■ Given records ■
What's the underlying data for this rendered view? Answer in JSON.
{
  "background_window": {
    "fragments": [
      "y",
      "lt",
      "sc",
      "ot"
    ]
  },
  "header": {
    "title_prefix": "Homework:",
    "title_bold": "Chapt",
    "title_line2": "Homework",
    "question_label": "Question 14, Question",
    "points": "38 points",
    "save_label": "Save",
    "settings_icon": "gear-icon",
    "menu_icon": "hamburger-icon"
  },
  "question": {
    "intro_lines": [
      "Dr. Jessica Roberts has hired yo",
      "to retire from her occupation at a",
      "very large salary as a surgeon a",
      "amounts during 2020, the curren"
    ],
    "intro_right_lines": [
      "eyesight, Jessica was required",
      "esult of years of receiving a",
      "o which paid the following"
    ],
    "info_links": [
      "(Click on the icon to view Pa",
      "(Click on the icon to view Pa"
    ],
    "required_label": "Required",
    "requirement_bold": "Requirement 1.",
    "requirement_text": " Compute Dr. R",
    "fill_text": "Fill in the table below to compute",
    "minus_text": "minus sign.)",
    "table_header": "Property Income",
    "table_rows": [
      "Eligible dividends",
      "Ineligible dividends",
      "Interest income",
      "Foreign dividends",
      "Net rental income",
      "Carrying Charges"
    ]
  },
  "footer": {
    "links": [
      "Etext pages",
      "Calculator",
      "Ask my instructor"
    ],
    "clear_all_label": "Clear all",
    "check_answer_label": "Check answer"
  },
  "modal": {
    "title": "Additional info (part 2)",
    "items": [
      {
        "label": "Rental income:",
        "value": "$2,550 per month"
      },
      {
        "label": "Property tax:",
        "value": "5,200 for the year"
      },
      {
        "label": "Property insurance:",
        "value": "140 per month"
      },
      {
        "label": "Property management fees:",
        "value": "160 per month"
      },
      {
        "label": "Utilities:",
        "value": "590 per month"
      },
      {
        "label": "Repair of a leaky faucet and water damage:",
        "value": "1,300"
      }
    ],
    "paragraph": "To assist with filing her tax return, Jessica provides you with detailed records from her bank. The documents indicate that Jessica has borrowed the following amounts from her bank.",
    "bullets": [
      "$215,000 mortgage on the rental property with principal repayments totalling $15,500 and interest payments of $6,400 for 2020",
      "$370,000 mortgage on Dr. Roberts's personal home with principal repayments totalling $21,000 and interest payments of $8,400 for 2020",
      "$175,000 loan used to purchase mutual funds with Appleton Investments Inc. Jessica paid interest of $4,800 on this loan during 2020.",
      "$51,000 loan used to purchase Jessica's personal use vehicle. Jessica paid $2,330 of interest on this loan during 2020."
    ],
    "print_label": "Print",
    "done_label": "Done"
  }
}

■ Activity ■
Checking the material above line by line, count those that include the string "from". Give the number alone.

■ Result for this task ■
2